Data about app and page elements

◇ ◇ ◇ ◇

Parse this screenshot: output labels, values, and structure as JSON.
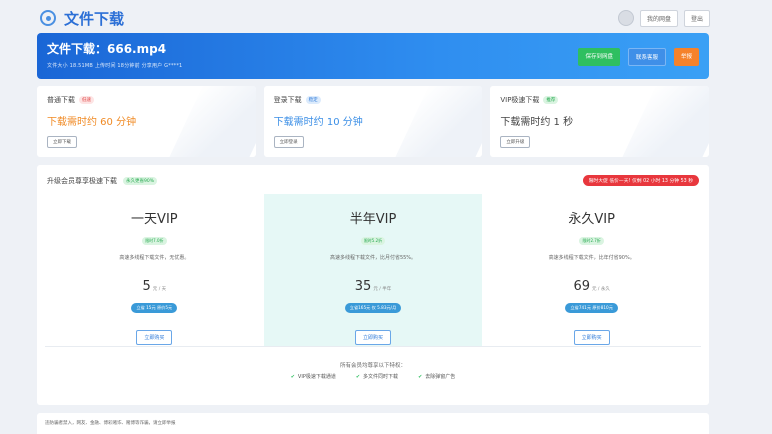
{
  "header": {
    "title": "文件下载",
    "my_drive_label": "我的网盘",
    "logout_label": "登出"
  },
  "banner": {
    "file_name": "文件下载：666.mp4",
    "meta": "文件大小 18.51MB  上传时间 18分钟前  分享用户 G****1",
    "actions": [
      "保存到网盘",
      "联系客服",
      "举报"
    ]
  },
  "options": [
    {
      "title": "普通下载",
      "tag": "低速",
      "time": "下载需时约 60 分钟",
      "button": "立即下载"
    },
    {
      "title": "登录下载",
      "tag": "稳定",
      "time": "下载需时约 10 分钟",
      "button": "立即登录"
    },
    {
      "title": "VIP极速下载",
      "tag": "推荐",
      "time": "下载需时约 1 秒",
      "button": "立即升级"
    }
  ],
  "vip": {
    "title": "升级会员尊享极速下载",
    "title_tag": "永久更省90%",
    "promo": "限时大促 低价一天! 仅剩 02 小时 13 分钟 53 秒",
    "plans": [
      {
        "name": "一天VIP",
        "tag": "限时7.0折",
        "desc": "高速多线程下载文件，无优惠。",
        "price": "5",
        "unit": "元 / 天",
        "pill": "立省 15元 原价5元",
        "buy": "立即购买"
      },
      {
        "name": "半年VIP",
        "tag": "限时5.2折",
        "desc": "高速多线程下载文件，比月付省55%。",
        "price": "35",
        "unit": "元 / 半年",
        "pill": "立省165元 仅 5.83元/月",
        "buy": "立即购买"
      },
      {
        "name": "永久VIP",
        "tag": "限时2.7折",
        "desc": "高速多线程下载文件，比年付省90%。",
        "price": "69",
        "unit": "元 / 永久",
        "pill": "立省741元 原价810元",
        "buy": "立即购买"
      }
    ],
    "perks_title": "所有会员均尊享以下特权：",
    "perks": [
      "VIP极速下载通道",
      "多文件同时下载",
      "去除弹窗广告"
    ]
  },
  "footer": {
    "text": "违防骗者禁入，网友、金融、博彩赌诈、赌博等诈骗，请立即举报"
  }
}
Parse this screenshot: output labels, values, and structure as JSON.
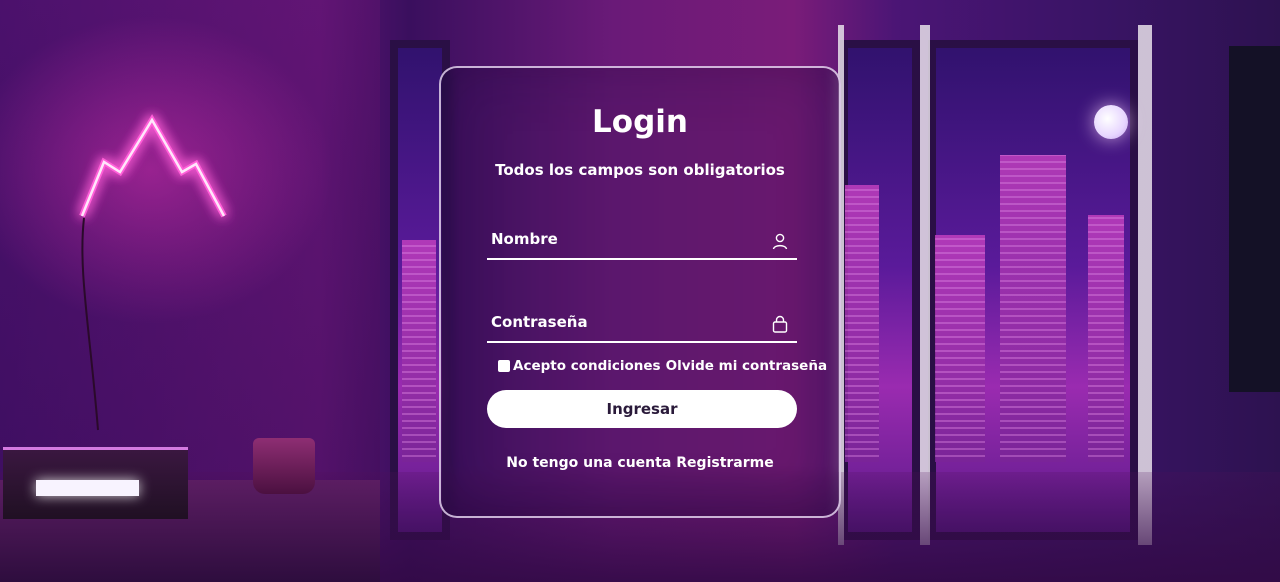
{
  "login": {
    "title": "Login",
    "subtitle": "Todos los campos son obligatorios",
    "name_field": {
      "placeholder": "Nombre",
      "value": "",
      "icon": "user-icon"
    },
    "password_field": {
      "placeholder": "Contraseña",
      "value": "",
      "icon": "lock-icon"
    },
    "accept_terms_label": "Acepto condiciones",
    "forgot_password_link": "Olvide mi contraseña",
    "submit_label": "Ingresar",
    "no_account_text": "No tengo una cuenta",
    "register_link": "Registrarme"
  },
  "colors": {
    "accent": "#ffffff",
    "background_purple": "#3c1068",
    "neon_pink": "#ff5fd8"
  }
}
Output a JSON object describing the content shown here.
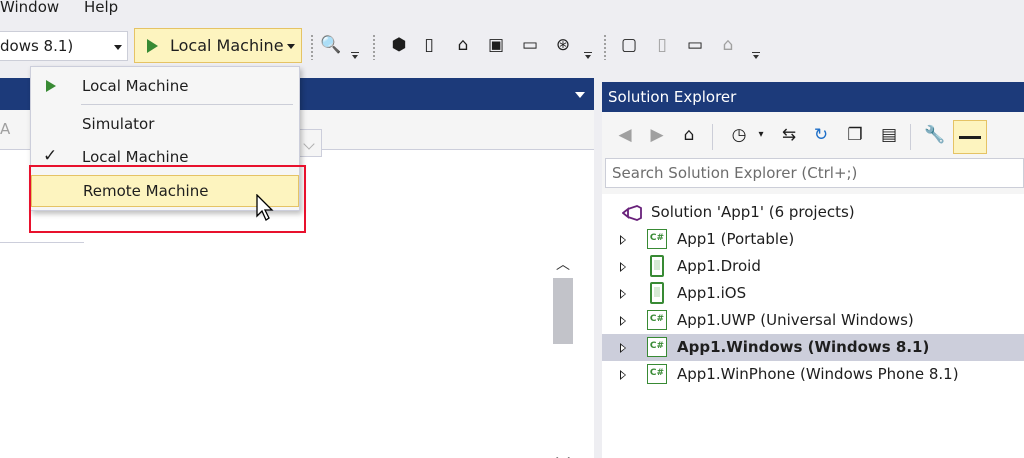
{
  "menubar": {
    "items": [
      "Window",
      "Help"
    ]
  },
  "toolbar": {
    "platform_combo_value": "dows 8.1)",
    "run_button_label": "Local Machine",
    "icons": [
      "find-icon",
      "device-icon",
      "phone-icon",
      "robot-icon",
      "console-icon",
      "tablet-icon",
      "globe-icon",
      "monitor-icon",
      "phone-disabled-icon",
      "tablet-icon",
      "robot-disabled-icon"
    ]
  },
  "left_panel": {
    "sub_label": "A"
  },
  "dropdown": {
    "items": [
      {
        "label": "Local Machine",
        "icon": "play-icon"
      },
      {
        "label": "Simulator"
      },
      {
        "label": "Local Machine",
        "checked": true
      },
      {
        "label": "Remote Machine",
        "highlighted": true
      }
    ]
  },
  "solution_explorer": {
    "title": "Solution Explorer",
    "search_placeholder": "Search Solution Explorer (Ctrl+;)",
    "solution": "Solution 'App1' (6 projects)",
    "projects": [
      {
        "label": "App1 (Portable)",
        "icon": "csharp-project-icon"
      },
      {
        "label": "App1.Droid",
        "icon": "phone-project-icon"
      },
      {
        "label": "App1.iOS",
        "icon": "phone-project-icon"
      },
      {
        "label": "App1.UWP (Universal Windows)",
        "icon": "csharp-project-icon"
      },
      {
        "label": "App1.Windows (Windows 8.1)",
        "icon": "csharp-project-icon",
        "selected": true,
        "bold": true
      },
      {
        "label": "App1.WinPhone (Windows Phone 8.1)",
        "icon": "csharp-project-icon"
      }
    ],
    "project_icon_text": "C#"
  },
  "colors": {
    "accent_header": "#1c3a7a",
    "highlight": "#fdf4bf",
    "highlight_border": "#e5c365",
    "run_green": "#388a34",
    "red_annotation": "#e8112d"
  }
}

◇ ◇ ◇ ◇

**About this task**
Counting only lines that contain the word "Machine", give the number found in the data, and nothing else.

**Task result**
4